"I know Milan well enough to know that that just doesn't happen," said Brandon Barnett. "People don't just randomly walk into somebody's house and do that."
Milan police say back in 1996, a chaperone dropped teenager Cayce McDaniel off at home around midnight after a church party.
Police say hours later, her mom came to the house and found a door open and cookies and milk on the floor, with the clothes Cayce wore to the party laying out.
Cayce was gone.
"She loved her grandparents, her cousins, loved spending time with them - what seemed off is her not telling anybody about anything," said Cayce's cousin Lindsey McDaniel.
Cayce's mom reported her missing later that day after her friends' said they hadn't seen her.
"Our parents came home and they sat us down, they told us what happened and they said that's really all they know," said Lindsey.
Suddenly, Lindsey's bubbly, exuberant cousin she used to tag along with was now gone.
"It was just sad all the time," she said.
"[Cayce] was just very outgoing and always had a smile on her face," said Cayce's cousin Lucas Smith. "She would always put everyone else first and be kind of like the light in the room."
As the years went by, the leads dried up and vigils stopped.
That is, until Brandon Barnett came along.
A musician turned podcaster from Jackson, Tennessee, Barnett took interest in the case.
"There was so much on it, but it was all rumor and there was nothing documented hardly," said Barnett.
He started reaching out to Cayce's family members.
"I was confused," said Lindsey. "I knew it'd been 20 years at that point and I was leery but hopeful."
Barnett addressed rumors, old evidence and more in his 17 episodes of 'Searching for Ghosts.'
The newfound attention led to one of the biggest vigils yet for Cayce.
Milan Police Chief Bobby Sellers assigned two new detectives to the case.
"This whole thing is kind of like a jigsaw puzzle; if we had all the pieces we could see it and know all the answers, but there are a lot of pieces missing," said Chief Sellers.
The Chief says they've used new technology to search areas Cayce might've once been spotted and are reviewing former suspects.
But more than anything, authorities need people with information to come forward because the many rumors swirling around town are just rumors at the end of the day.
"People not willing to talk feeds those rumors," said Barnett. "The truth will cut through all that and if people know something and they`re not talking, it makes it into this wild conspiracy thing and people`s` minds run wild and it hampers it."
Barnett hopes his podcast will help lead to the justice Cayce deserves.
"She never really got a chance at life," said Lindsey.
Cayce's family says they find it unlikely she`s still alive, but the podcast fueled their fire to find out what happened to the social, funny and outgoing teenager.
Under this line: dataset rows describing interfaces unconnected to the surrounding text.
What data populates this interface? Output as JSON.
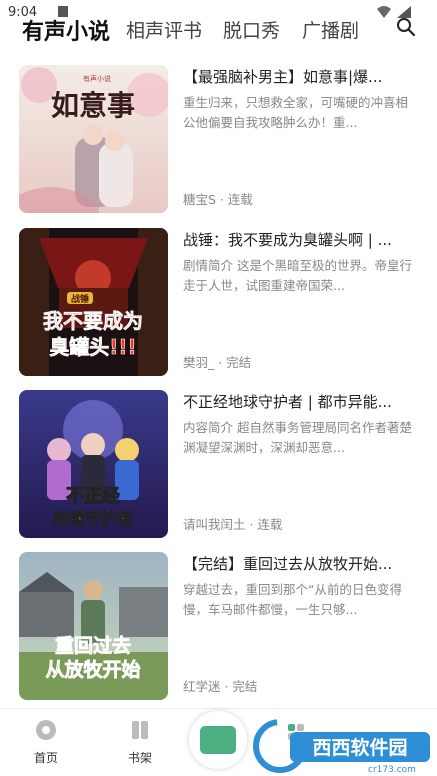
{
  "status_bar": {
    "time": "9:04"
  },
  "tabs": [
    {
      "label": "有声小说",
      "active": true
    },
    {
      "label": "相声评书",
      "active": false
    },
    {
      "label": "脱口秀",
      "active": false
    },
    {
      "label": "广播剧",
      "active": false
    }
  ],
  "books": [
    {
      "title": "【最强脑补男主】如意事|爆...",
      "description": "重生归来，只想救全家，可嘴硬的冲喜相公他偏要自我攻略肿么办！重...",
      "meta": "糖宝S · 连载",
      "cover_text": "如意事",
      "cover_tag": "有声小说"
    },
    {
      "title": "战锤：我不要成为臭罐头啊 | ...",
      "description": "剧情简介 这是个黑暗至极的世界。帝皇行走于人世，试图重建帝国荣...",
      "meta": "樊羽_ · 完结",
      "cover_text_top": "战锤",
      "cover_text_mid": "我不要成为",
      "cover_text_bottom": "臭罐头!!!"
    },
    {
      "title": "不正经地球守护者 | 都市异能...",
      "description": "内容简介 超自然事务管理局同名作者著楚渊凝望深渊时，深渊却恶意...",
      "meta": "请叫我闰土 · 连载",
      "cover_text_top": "不正经",
      "cover_text_bottom": "地球守护者"
    },
    {
      "title": "【完结】重回过去从放牧开始...",
      "description": "穿越过去，重回到那个“从前的日色变得慢，车马邮件都慢，一生只够...",
      "meta": "红学迷 · 完结",
      "cover_text_top": "重回过去",
      "cover_text_bottom": "从放牧开始"
    }
  ],
  "bottom_nav": {
    "home": "首页",
    "shelf": "书架"
  },
  "watermark": {
    "text": "西西软件园",
    "url": "cr173.com"
  },
  "colors": {
    "accent": "#4caf82",
    "watermark_blue": "#2f8fd6"
  }
}
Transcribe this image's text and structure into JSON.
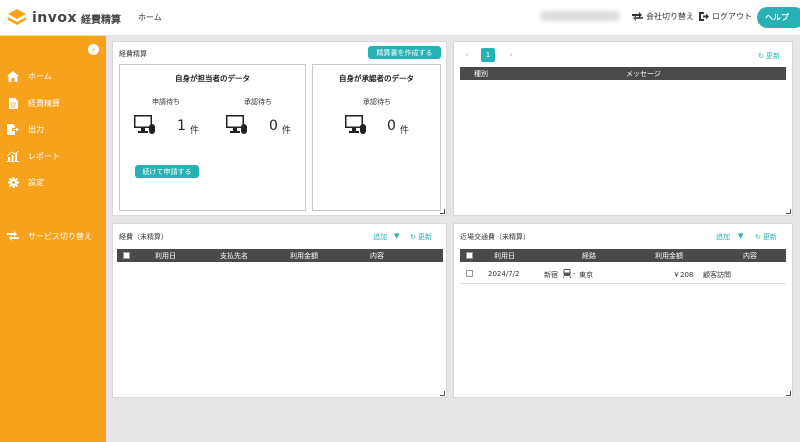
{
  "header": {
    "logo_text": "invox",
    "logo_sub": "経費精算",
    "nav_home": "ホーム",
    "switch_company": "会社切り替え",
    "logout": "ログアウト",
    "help": "ヘルプ"
  },
  "sidebar": {
    "collapse_icon": "chevron-left-icon",
    "items": [
      {
        "label": "ホーム",
        "icon": "home-icon"
      },
      {
        "label": "経費精算",
        "icon": "document-icon"
      },
      {
        "label": "出力",
        "icon": "export-icon"
      },
      {
        "label": "レポート",
        "icon": "chart-icon"
      },
      {
        "label": "設定",
        "icon": "gear-icon"
      },
      {
        "label": "サービス切り替え",
        "icon": "switch-icon"
      }
    ]
  },
  "expense_summary": {
    "title": "経費精算",
    "create_button": "精算書を作成する",
    "my_data": {
      "title": "自身が担当者のデータ",
      "pending_request_label": "申請待ち",
      "pending_request_count": "1",
      "pending_approval_label": "承認待ち",
      "pending_approval_count": "0",
      "unit": "件",
      "continue_button": "続けて申請する"
    },
    "approver_data": {
      "title": "自身が承認者のデータ",
      "pending_approval_label": "承認待ち",
      "pending_approval_count": "0",
      "unit": "件"
    }
  },
  "messages": {
    "page": "1",
    "refresh": "更新",
    "columns": [
      "種別",
      "メッセージ"
    ]
  },
  "expenses": {
    "title": "経費（未精算）",
    "add": "追加",
    "refresh": "更新",
    "columns": [
      "利用日",
      "支払先名",
      "利用金額",
      "内容"
    ]
  },
  "transport": {
    "title": "近場交通費（未精算）",
    "add": "追加",
    "refresh": "更新",
    "columns": [
      "利用日",
      "経路",
      "利用金額",
      "内容"
    ],
    "rows": [
      {
        "date": "2024/7/2",
        "route_from": "新宿",
        "route_to": "東京",
        "amount": "￥208",
        "content": "顧客訪問"
      }
    ]
  },
  "colors": {
    "accent": "#27b1b5",
    "sidebar": "#f7a21d",
    "table_header": "#4a4a4a"
  }
}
"Speak up for Cayce is a slogan we kind of use to be her voice," said Lindsey.
The Milan Police Department says there is a reward in the case but couldn't say how much.
You can find Brandon Barnett's podcast on the case, Searching for Ghosts, here.